So what does that look like in practice? “Hooked on Praise,” a Parenting article written by Alfie Kohn two decades ago, offered four specific and incredibly helpful alternatives. Every time you find yourself wanting to say "Great job!," try one of these goodies instead.
1. Report what you see.
“You drew a boat!”
“You brought in the groceries!”
“You went on the big slide!”
2. Emphasize the impact on others.
“Auntie was so touched by the note you gave her!”
“That little girl was so happy you bought her lemonade!"
“The dog loves it when you pet her like that!”
3. Ask a question.
“What was the hardest part?”
“Where did you come up with that idea?”

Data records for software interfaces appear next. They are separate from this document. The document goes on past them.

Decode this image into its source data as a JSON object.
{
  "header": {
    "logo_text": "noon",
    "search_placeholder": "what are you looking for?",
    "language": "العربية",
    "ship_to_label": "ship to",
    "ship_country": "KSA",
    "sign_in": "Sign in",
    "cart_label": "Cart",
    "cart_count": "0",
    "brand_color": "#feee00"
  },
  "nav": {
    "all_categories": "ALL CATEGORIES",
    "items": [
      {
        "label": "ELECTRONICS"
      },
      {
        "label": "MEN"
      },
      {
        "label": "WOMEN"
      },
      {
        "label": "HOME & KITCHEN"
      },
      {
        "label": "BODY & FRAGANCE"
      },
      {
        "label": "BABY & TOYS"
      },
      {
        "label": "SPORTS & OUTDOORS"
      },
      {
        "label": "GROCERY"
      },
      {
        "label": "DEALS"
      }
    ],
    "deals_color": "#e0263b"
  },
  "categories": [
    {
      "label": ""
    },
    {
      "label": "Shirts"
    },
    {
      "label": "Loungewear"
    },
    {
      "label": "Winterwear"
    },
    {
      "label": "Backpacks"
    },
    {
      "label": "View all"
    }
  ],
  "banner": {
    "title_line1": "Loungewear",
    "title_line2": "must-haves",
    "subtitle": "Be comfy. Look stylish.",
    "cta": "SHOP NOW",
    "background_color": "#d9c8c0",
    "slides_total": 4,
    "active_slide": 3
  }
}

“Will you show me how you did that?”
4. Say nothing.
Show genuine interest, but let the kid do the talking instead. In doing so, you might find out what he thinks — which is what really matters.
Again, it's not about the exact words you choose so much as the intention and implication.
For example, instead of saying, "I'm so proud of you for going on the big slide!" you might just wait a bit and, apropos of nothing, say, "I'm so proud to be your mom!" Instead of saying, "It is so great that you stand up for your beliefs!" you could just say, "You stand up for your beliefs!" Instead of saying, "Good job doing the dishes!" you might say, "Thanks for doing the dishes!" Instead of saying, "You are so smart!" you might say, "You figured that out on your own!"
Here are some other words of encouragement that steer clear of praise:
“What an interesting observation.”
“You are full of surprises!”
“You worked so hard!”
“What do you think?”
“What part do you like?”
“How did you do that?”
“It looks like you put a lot of effort into this.”
“It looks like you enjoy ___________.”
“You do you!”
“How do you want to celebrate?”
“I’ll be cheering for you.”
“I’ll be thinking about you.”
“I’m always ready to listen.”
"I'm always in your corner."
“I love you!”
Speaking as someone raised in a family whose love language was praise, I want to be clear: It's not always easy to steer clear of it. Sometimes our joy and admiration spill out in words of approval — that's okay. This is not a perfectionist's pursuit; none of parenting is.
But if you can be aware of the consequences of praise, and keep track of when you do it, you will naturally cut down on it, thus allowing your child's opinions a chance to reign supreme.
And that, my friends, is worthy of some serious praise.